I’m playing along with Hellowl’s My Place and Yours this week and the theme is to choose one piece of furniture from your house that you would take if you could only take one piece across t
he country. I thought about my desk
first which is a
recycled white wooden kitchen table with a green and white laminex top. I do spend a lot of time here but there probably are better des
ks out there.
I’m such a dag. I couldn’t live anywhere now without my Ikea storage unit inherited from my boys who used it for their trains and now has been re-purposed as my craft centre. It is not particularly beautiful but is extremely functional and it makes me happy to sink into the recliner beside it and choose something to play with.
I’m back at work tomorrow and still feeling a bit fragile. However I’ve done my first group fitness class in years this afternoon – aqua aerobics and lived to tell the tale so it doesn’t appear that I am going to break any time soon.
I saw my wonderful GP yesterday expected her to to be buried under a mountain of paper work from both hospitals. She had heard from neither! After some discussion and pushing on my poor sore chest I was diagnosed with Costochondritis – Tietze’s Syndrome which is described below:
It has always been my intention to keep this blog as an upbeat, positive way of sharing things that work for me in my roles as museum educator, wife, mother, crafter and so on. However in a change to “normal programming” I’m going to share about my week because while things didn’t really work for me, I am still alive and able to tell the tale and along the way I have learned a few more things as you often do when life throws you a “curve ball”.
First some background. I’m overweight, have high blood pressure and have recently been diagnosed with Obstructive Sleep Apnoea OSA which means I can wake up to 29 times in four hours of sleep. Last Sunday night I had a follow-up sleep study which determined what sort of mask and c-pap machine (Continuous Positive Airway Pressure) would work best for me and the settings at which the machine should be set. I wasn’t all that thrilled about needing the machine – after all it is a very unsexy look for someone about to turn forty but I did understand the need for it and the fact that I have been feeling drowsy when driving was making me quite anxious.

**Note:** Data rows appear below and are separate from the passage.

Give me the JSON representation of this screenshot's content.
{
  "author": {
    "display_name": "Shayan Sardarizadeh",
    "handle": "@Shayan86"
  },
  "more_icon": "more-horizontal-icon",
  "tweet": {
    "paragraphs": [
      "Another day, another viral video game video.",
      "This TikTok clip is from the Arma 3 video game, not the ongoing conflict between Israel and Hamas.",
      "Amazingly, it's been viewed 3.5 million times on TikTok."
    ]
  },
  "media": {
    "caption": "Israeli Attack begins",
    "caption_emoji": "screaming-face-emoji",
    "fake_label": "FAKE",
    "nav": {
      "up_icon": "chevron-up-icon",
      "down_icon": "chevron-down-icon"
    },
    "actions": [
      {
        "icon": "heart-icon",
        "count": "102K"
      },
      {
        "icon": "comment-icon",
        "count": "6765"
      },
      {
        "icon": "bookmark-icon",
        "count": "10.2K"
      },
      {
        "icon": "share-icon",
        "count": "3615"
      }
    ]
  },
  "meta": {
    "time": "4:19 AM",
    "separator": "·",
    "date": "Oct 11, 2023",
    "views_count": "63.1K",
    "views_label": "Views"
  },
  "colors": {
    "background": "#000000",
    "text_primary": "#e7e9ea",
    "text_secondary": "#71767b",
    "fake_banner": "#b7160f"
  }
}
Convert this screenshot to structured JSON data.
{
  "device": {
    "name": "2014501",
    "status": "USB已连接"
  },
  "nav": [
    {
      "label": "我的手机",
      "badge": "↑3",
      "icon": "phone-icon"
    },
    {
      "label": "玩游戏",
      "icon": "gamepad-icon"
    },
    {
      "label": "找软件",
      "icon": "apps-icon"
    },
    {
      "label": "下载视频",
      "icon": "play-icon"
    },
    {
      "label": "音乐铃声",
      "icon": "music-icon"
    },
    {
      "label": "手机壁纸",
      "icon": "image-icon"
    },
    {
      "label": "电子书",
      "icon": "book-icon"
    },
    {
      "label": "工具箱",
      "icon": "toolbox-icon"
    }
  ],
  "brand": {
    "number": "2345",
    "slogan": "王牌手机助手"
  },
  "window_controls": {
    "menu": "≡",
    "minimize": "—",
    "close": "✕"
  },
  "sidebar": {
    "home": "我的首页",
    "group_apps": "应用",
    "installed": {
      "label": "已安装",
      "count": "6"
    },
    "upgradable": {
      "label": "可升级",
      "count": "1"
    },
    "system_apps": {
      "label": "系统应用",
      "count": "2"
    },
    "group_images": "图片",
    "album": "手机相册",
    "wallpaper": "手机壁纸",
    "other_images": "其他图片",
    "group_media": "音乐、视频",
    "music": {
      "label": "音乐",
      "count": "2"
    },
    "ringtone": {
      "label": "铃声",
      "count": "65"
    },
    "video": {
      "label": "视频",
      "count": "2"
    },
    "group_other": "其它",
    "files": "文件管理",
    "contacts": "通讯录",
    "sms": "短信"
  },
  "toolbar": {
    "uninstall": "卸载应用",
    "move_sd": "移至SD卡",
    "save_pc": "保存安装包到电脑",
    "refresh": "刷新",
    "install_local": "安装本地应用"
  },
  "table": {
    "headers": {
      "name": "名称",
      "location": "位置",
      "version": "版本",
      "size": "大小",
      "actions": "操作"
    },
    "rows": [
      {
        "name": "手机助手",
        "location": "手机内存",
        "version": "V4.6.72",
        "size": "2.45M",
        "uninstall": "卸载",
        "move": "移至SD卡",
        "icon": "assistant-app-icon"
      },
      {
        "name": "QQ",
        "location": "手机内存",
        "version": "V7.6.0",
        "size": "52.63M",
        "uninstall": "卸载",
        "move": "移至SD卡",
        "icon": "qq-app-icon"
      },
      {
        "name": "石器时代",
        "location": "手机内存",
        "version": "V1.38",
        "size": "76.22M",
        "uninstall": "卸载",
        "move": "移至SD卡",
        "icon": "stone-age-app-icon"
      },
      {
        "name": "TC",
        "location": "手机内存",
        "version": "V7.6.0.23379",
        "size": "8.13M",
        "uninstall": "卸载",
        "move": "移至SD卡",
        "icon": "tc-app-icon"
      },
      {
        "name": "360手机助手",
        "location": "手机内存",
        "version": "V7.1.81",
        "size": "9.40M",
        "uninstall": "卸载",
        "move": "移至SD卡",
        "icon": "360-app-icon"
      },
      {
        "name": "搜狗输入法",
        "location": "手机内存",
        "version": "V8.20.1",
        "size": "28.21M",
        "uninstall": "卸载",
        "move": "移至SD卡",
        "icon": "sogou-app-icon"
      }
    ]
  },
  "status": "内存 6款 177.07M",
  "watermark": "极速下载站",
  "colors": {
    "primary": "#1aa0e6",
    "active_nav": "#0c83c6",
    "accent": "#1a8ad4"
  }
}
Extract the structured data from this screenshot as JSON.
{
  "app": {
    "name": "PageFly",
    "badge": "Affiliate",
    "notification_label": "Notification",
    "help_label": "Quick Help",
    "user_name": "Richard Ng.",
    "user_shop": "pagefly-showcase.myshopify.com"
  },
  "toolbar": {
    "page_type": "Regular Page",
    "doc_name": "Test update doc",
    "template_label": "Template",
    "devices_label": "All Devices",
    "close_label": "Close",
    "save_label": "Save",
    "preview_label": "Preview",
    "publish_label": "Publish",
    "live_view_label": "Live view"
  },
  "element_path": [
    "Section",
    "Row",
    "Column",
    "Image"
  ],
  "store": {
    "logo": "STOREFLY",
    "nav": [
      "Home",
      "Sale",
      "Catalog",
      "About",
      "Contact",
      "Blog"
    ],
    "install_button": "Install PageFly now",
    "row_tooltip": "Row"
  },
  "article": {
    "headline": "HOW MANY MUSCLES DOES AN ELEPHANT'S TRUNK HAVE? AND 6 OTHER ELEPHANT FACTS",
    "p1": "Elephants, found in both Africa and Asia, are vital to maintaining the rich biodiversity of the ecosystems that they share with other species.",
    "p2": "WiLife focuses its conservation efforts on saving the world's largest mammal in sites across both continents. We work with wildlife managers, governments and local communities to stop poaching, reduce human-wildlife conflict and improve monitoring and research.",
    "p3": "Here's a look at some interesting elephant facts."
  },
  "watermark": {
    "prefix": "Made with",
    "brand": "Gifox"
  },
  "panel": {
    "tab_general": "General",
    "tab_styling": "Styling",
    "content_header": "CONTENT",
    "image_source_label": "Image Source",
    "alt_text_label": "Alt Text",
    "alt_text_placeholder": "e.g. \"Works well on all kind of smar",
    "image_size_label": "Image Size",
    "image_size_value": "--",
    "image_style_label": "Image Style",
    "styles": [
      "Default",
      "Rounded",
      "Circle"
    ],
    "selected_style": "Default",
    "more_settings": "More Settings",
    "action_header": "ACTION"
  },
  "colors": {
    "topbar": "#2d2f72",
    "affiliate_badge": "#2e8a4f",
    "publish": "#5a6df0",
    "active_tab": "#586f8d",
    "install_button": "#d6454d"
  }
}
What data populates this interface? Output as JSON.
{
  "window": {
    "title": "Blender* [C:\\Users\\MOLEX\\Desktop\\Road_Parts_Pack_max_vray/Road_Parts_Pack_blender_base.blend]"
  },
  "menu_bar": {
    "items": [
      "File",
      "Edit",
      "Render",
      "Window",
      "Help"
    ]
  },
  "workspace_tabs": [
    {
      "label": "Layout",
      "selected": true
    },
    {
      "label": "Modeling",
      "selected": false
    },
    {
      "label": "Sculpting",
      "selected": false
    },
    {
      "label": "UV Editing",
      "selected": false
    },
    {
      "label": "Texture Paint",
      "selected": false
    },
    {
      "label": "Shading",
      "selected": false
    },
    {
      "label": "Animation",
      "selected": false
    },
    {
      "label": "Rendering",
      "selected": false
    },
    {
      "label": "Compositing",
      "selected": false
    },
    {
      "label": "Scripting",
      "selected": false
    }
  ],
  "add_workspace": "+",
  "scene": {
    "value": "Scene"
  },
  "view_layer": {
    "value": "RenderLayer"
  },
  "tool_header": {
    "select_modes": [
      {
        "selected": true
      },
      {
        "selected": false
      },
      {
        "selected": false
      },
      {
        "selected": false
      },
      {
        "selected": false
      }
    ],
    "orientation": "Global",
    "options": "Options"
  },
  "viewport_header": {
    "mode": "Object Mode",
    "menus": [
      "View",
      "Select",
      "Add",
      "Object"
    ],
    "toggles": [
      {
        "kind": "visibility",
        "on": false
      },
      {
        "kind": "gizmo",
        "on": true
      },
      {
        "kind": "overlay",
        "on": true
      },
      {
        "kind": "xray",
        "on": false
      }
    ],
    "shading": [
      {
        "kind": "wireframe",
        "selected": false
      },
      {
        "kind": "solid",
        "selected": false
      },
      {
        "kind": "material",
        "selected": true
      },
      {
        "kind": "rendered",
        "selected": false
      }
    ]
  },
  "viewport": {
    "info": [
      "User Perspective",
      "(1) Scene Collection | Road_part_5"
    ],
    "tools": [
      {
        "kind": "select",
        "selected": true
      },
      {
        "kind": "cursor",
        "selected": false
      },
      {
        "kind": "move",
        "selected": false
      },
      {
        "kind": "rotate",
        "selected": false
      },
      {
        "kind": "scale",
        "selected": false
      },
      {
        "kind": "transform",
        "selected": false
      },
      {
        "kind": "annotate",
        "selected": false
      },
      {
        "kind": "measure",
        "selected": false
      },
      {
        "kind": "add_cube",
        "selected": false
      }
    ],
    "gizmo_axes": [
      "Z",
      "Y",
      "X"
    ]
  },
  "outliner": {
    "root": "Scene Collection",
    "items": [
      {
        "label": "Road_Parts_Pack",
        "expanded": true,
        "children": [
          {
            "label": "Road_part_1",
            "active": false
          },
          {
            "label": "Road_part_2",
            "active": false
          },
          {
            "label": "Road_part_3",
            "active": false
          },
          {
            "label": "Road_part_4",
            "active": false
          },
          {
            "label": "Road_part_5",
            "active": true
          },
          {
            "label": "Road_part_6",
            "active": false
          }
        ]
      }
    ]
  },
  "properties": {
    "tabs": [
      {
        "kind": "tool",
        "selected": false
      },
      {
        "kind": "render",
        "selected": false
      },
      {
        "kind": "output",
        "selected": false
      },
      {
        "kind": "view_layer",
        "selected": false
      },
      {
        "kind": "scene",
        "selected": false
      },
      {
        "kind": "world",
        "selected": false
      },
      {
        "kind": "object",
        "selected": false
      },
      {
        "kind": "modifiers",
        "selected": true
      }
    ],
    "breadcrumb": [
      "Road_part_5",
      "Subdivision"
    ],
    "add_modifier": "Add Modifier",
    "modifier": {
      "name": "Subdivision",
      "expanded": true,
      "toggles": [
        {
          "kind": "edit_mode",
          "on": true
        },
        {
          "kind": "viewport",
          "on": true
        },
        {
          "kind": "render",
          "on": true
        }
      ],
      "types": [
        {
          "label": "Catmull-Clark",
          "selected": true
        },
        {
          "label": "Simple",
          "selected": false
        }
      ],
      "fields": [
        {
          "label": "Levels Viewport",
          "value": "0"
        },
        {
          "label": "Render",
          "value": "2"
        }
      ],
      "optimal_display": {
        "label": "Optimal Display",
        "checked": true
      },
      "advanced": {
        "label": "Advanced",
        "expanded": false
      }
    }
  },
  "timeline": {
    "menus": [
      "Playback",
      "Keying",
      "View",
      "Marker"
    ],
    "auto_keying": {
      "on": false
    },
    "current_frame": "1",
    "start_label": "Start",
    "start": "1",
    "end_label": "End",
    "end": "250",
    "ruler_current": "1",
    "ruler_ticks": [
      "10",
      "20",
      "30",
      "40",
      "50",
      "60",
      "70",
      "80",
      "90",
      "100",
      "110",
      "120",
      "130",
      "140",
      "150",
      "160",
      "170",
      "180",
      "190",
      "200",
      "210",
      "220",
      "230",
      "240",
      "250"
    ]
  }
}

So on Monday I had a day off to recover from the sleep study which went well but only involved about 3 hours sleep because of difficulties with their monitoring equipment. Then on Tuesday I drove to work in the rain ready to start dismantling and packing away a fairly large activity area that has been used for a recent event at the Museum. While packing boxes and pushing stuff around on trolleys I started to feel very unwell with severe chest pain. Ended up having a night in Ipswich hospital and a night in the Wesley Hospital, several blood tests, several ecgs and a stress test which thankfully have all shown a healthy heart. But with episodes of chest pain still happening I do have to get things further investigated and I have an appointment with my wonderful GP tomorrow to begin that process.
Some things I learned:
The staff at Ipswich hospital are fantastic including a wonderful cardiologist who explained all the connections between my various issues and insisted that I get the c-pap happening asap. Thanks to him I was able to get things moving at the Wesley and came home with a c-pap machine on Thursday night.
If they are not sure what to give a new patient for dinner at Ipswich hospital you can be presented with a plate containing three types of puree. In defense of the hospital kitchen however I was probably the only one in the room with teeth.
Some people say very helpful things and some people say very unhelpful things. Unfortunately the people you would most want to say helpful things don’t.
Ambos are not amused by stories of people with acute chest pain being driven to hospital by one of their colleagues. Even when I told them this particular colleague was a legend they were still unimpressed.
If you don’t have a change of undies in hospital they have very attractive paper ones – think of an adult sized huggies. (This was the highlight of the whole episode for Daniel)
When you enter a toilet shared with three males to find wee all over the seat and floor the urge to get down on your knees and clean it up does happen until you remember that you are NOT related to these three males.
Hospitals have Wonderful showers.
The new cardiac wing at the Wesley is like Heaven on Earth.
On the purely practical side it is probably a good idea to keep a change of clothes and one set of medication in the car or with you at all times especially if you work somewhere that is some distance from where you live.
Husbands don’t think a toothbrush, toothpaste and deodorant are warranted for an overnight hospital stay. But dirty looks from emergency department nurses do wonders!